This is certainly something that Jim Jarmusch has touched upon along with a whole host of other ideas in his latest film, Only Lovers Left Alive.
The films star Tom Hiddleston and Tilda Swinton as vampiric lovers, Adam and Eve (don’t be too hasty to jump on the religious bandwagon though, because Jarmusch did not intent to have that connection with the characters when he first set out to make the film. The two are named after characters in a Mark Twain novel) who whilst being married carry on their separate lives in Boston and Tangia.
The communicate with one another in much the same way that any long distant couple would, via the use of Facetime on an iPhone and a slightly more archaic version including a laptop, a television and hell of a lot wires. This just goes to show how different the two members of this relationship are.
It carries on further as we are shown more of the characters of Adam and Eve. Eve embraces her life in Tangia and enjoys all the joys that the city has to offer, whilst Adam hides himself away in his cavernous house and is content with making his music; just as long as no one knows who he is or where he lives, apart from his friend Ian who acquires things for him.

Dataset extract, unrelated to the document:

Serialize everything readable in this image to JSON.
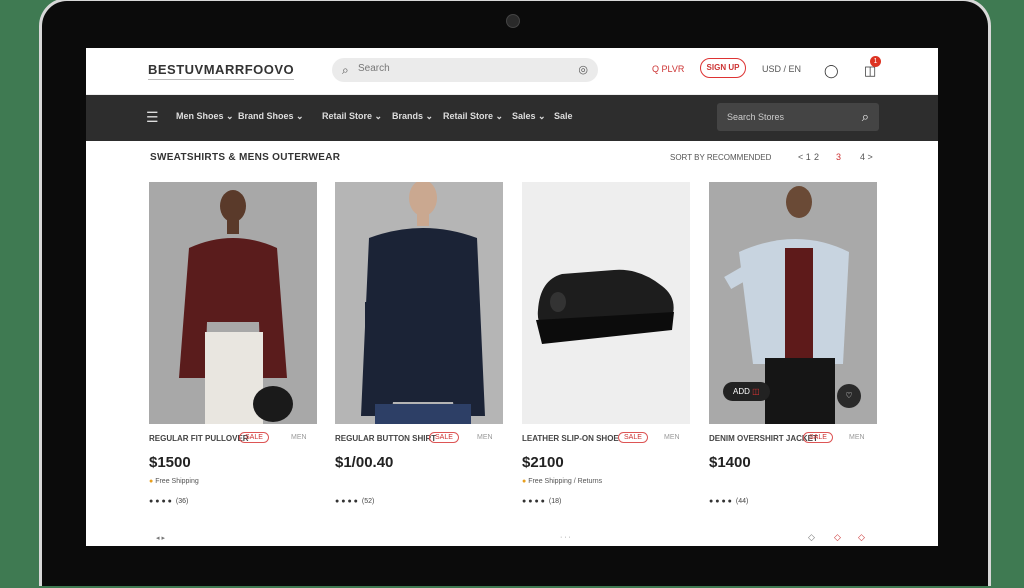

Only Lovers Left Alive really is breath of fresh air when it comes to contemporary vampire movies. This is is movie that people have been waiting for without even knowing it. It is wickedly smart, devilishly funny and manages to have a huge heart in it as well.
Not only do Hiddleston and Swinton bring life to these roles they have excellent supporting cast from John Hurt who plays William Marlowe (YES! That Marlowe), you also have Mia Wasikowski as the impulsive, childish ‘sister’ of Eve.
At times the film seems almost too clever for its own good, managing to bring traditional vampiric folklore into a very comtemporary setting and story, and the back drop of Boston couldn’t be better. A once prospering city that is not just managing to grasp onto its own civilisation is the perfect allegory for the character of Adam. He was once such a powerful thing and now he is contemplating suicide and has locked himself away from the rest of the world.
This film manages to cover so many different topics and themes it is a shame to just place it under the title of a vampire movie, even though the word is never mentioned once throughout the movie. It is a film about romance, family, death, music, science and nature, the human condition. It is so simple in its complexity that I hope you will be as blown away by it as I was.
Only Lovers Left Alive is set to be released on Blu-Ray, DVD and limited edition steelbook (through Zavvi) on September 15th and I cannot highly recommend enough going and picking up a copy. Even if you are not a fan of supposed vampire movies, you will be pleasantly suprised from this offering by Jarmusch